* Description of the task: Every entry should be reproduced precisely, with each picture left out.
Dataset content START
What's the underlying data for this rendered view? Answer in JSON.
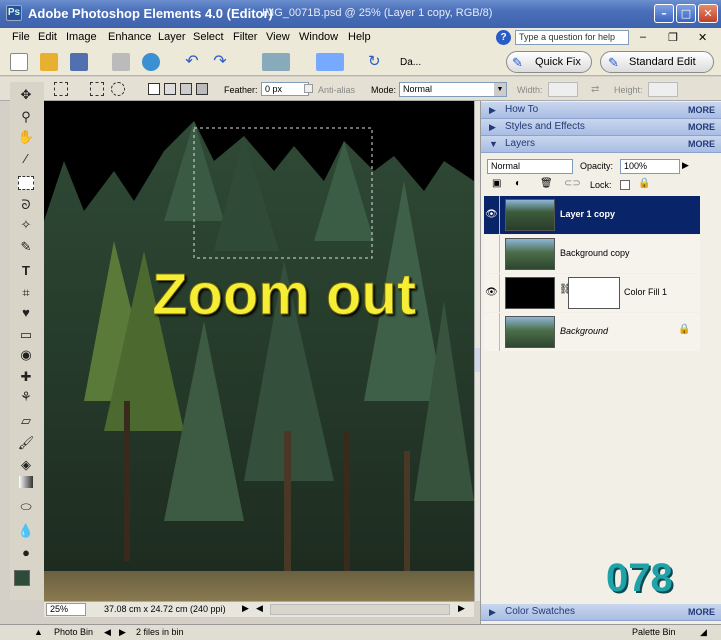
{
  "window": {
    "app_title": "Adobe Photoshop Elements 4.0 (Editor)",
    "doc_title": "IMG_0071B.psd @ 25% (Layer 1 copy, RGB/8)"
  },
  "menu": [
    "File",
    "Edit",
    "Image",
    "Enhance",
    "Layer",
    "Select",
    "Filter",
    "View",
    "Window",
    "Help"
  ],
  "help": {
    "placeholder": "Type a question for help"
  },
  "toolbar": {
    "date_label": "Da...",
    "quick_fix": "Quick Fix",
    "standard_edit": "Standard Edit"
  },
  "options": {
    "feather_label": "Feather:",
    "feather_value": "0 px",
    "antialias": "Anti-alias",
    "mode_label": "Mode:",
    "mode_value": "Normal",
    "width_label": "Width:",
    "height_label": "Height:"
  },
  "overlay": {
    "zoom_text": "Zoom out",
    "counter": "078"
  },
  "panels": {
    "how_to": "How To",
    "styles": "Styles and Effects",
    "layers": "Layers",
    "swatches": "Color Swatches",
    "more": "MORE",
    "blend_mode": "Normal",
    "opacity_label": "Opacity:",
    "opacity_value": "100%",
    "lock_label": "Lock:"
  },
  "layers": [
    {
      "name": "Layer 1 copy",
      "selected": true,
      "visible": true
    },
    {
      "name": "Background copy",
      "selected": false,
      "visible": false
    },
    {
      "name": "Color Fill 1",
      "selected": false,
      "visible": true
    },
    {
      "name": "Background",
      "selected": false,
      "visible": false
    }
  ],
  "status": {
    "zoom": "25%",
    "doc_size": "37.08 cm x 24.72 cm (240 ppi)"
  },
  "bottom": {
    "photo_bin": "Photo Bin",
    "files_info": "2 files in bin",
    "palette_bin": "Palette Bin"
  }
}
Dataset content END
* Answer for the task:
What's the underlying data for this rendered view? Answer in JSON.
{
  "window": {
    "app_title": "Adobe Photoshop Elements 4.0 (Editor)",
    "doc_title": "IMG_0071B.psd @ 25% (Layer 1 copy, RGB/8)"
  },
  "menu": [
    "File",
    "Edit",
    "Image",
    "Enhance",
    "Layer",
    "Select",
    "Filter",
    "View",
    "Window",
    "Help"
  ],
  "help": {
    "placeholder": "Type a question for help"
  },
  "toolbar": {
    "date_label": "Da...",
    "quick_fix": "Quick Fix",
    "standard_edit": "Standard Edit"
  },
  "options": {
    "feather_label": "Feather:",
    "feather_value": "0 px",
    "antialias": "Anti-alias",
    "mode_label": "Mode:",
    "mode_value": "Normal",
    "width_label": "Width:",
    "height_label": "Height:"
  },
  "overlay": {
    "zoom_text": "Zoom out",
    "counter": "078"
  },
  "panels": {
    "how_to": "How To",
    "styles": "Styles and Effects",
    "layers": "Layers",
    "swatches": "Color Swatches",
    "more": "MORE",
    "blend_mode": "Normal",
    "opacity_label": "Opacity:",
    "opacity_value": "100%",
    "lock_label": "Lock:"
  },
  "layers": [
    {
      "name": "Layer 1 copy",
      "selected": true,
      "visible": true
    },
    {
      "name": "Background copy",
      "selected": false,
      "visible": false
    },
    {
      "name": "Color Fill 1",
      "selected": false,
      "visible": true
    },
    {
      "name": "Background",
      "selected": false,
      "visible": false
    }
  ],
  "status": {
    "zoom": "25%",
    "doc_size": "37.08 cm x 24.72 cm (240 ppi)"
  },
  "bottom": {
    "photo_bin": "Photo Bin",
    "files_info": "2 files in bin",
    "palette_bin": "Palette Bin"
  }
}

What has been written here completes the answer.